#### Exercise details
From the records below, pull each line that has "illustration".
==== Provided data ====
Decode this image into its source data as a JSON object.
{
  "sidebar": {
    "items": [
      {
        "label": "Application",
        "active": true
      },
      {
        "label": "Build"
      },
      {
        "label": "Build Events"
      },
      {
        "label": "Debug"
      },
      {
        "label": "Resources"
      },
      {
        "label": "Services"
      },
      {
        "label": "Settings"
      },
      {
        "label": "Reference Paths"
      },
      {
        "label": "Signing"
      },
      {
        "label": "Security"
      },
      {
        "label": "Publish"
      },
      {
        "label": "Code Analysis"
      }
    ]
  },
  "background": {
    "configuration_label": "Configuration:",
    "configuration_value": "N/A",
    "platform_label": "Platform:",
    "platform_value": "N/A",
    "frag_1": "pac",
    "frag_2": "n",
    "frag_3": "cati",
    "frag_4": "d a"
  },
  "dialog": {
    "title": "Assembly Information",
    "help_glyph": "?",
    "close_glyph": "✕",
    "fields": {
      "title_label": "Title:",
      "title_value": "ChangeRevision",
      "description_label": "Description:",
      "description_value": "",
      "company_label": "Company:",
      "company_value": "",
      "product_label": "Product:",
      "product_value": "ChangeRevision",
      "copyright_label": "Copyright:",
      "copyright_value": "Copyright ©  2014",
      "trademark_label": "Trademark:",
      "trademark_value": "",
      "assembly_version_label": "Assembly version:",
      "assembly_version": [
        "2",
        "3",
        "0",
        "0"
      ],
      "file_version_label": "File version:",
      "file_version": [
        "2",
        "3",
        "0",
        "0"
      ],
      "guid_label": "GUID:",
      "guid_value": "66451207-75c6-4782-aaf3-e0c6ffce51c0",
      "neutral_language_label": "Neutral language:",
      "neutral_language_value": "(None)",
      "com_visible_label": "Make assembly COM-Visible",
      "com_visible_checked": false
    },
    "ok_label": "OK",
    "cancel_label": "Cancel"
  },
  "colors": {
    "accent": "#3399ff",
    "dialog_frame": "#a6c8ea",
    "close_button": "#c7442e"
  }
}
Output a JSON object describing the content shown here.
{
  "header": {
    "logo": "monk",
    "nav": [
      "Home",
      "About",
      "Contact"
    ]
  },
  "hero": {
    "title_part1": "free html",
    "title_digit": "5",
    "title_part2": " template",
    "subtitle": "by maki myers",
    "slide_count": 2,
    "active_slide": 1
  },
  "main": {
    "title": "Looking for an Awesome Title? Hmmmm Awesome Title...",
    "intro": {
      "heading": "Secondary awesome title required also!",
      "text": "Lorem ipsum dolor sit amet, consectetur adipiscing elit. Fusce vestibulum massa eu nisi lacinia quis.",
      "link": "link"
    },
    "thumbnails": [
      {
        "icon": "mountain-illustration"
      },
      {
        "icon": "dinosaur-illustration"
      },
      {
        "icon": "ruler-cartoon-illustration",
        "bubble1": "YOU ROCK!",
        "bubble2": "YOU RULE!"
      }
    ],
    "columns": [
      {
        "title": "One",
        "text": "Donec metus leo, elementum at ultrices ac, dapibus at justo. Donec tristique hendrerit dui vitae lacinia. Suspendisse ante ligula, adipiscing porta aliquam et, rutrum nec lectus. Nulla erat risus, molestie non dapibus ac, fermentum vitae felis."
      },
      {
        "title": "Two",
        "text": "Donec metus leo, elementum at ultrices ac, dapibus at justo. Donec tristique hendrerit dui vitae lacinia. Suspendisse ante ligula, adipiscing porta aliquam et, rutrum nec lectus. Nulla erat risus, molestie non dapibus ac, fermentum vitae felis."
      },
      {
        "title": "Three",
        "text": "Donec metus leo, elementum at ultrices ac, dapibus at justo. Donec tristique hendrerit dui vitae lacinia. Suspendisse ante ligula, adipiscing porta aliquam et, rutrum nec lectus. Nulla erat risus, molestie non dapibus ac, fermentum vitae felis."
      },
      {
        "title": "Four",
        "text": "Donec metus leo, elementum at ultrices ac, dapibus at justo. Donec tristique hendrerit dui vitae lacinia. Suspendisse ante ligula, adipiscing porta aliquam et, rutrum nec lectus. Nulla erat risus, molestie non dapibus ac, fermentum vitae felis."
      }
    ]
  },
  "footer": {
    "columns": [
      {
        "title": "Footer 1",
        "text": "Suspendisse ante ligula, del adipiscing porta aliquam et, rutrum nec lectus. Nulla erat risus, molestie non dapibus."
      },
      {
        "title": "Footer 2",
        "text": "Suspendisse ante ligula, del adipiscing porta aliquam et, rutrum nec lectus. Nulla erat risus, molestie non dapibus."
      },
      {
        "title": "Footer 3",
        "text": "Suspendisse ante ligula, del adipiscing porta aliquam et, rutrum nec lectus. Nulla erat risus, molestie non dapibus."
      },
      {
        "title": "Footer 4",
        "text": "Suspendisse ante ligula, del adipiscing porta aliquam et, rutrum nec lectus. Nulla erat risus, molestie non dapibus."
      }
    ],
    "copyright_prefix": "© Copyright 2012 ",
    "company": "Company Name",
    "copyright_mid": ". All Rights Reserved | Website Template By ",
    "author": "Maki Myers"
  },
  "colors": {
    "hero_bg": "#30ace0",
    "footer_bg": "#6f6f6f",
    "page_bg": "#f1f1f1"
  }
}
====
#### Task response
        "icon": "mountain-illustration"
        "icon": "dinosaur-illustration"
        "icon": "ruler-cartoon-illustration",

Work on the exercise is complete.